"We have about 22 schools involved and we have been working with them, looking for evidence of innovation in the way teachers are using technology," Holmes says. "We are also looking at things like whether they set up learning activities that are collaborative and allow students some form of self-regulation.
"We are analysing those findings and the next phase will involve professional development in schools."
Another project in which Holmes is taking a leading role is the Teaching Teachers for the Future study, a federally funded program to support the rollout of technological resources in schools under the government's Digital Education Revolution.
As part of the research, the technological component of teacher training in maths and history teaching courses at the university has been enhanced, with lecturers employing tools such as Web 2.0 information-sharing technology and mathematical data visualisation as well as the use of iPads and interactive whiteboards.
"The aim is to develop pedagogical training that brings our Education students up to speed with new technology, so they go into the workplace knowing how to use it," Holmes explains.
"There is an assumption that people born after a certain date are automatically digital natives. But being able to use Facebook and YouTube doesn't necessarily mean they are proficient in the skills required to teach in a modern classroom."
As she helps her students navigate this brave new world of computer-enhanced education Holmes' advice to teachers new and old is to open their eyes to the possibilities that digital technology offers.
"The principles of good teaching are still the same as they always were - they don't change just because you have different tools," she says.
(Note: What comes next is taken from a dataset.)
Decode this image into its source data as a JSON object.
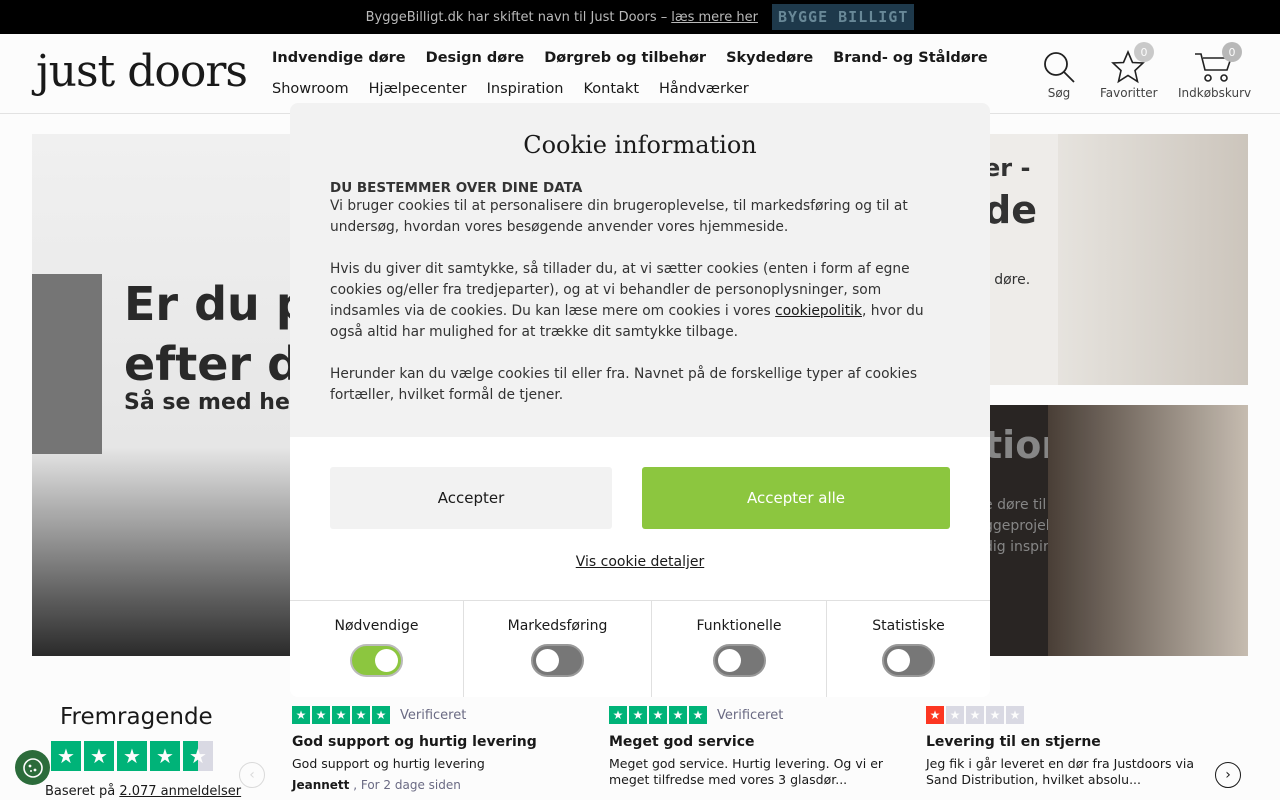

"But technology offers so many opportunities to engage with students in new ways and I think the only way for people to overcome their inhibitions is to dive in and use it."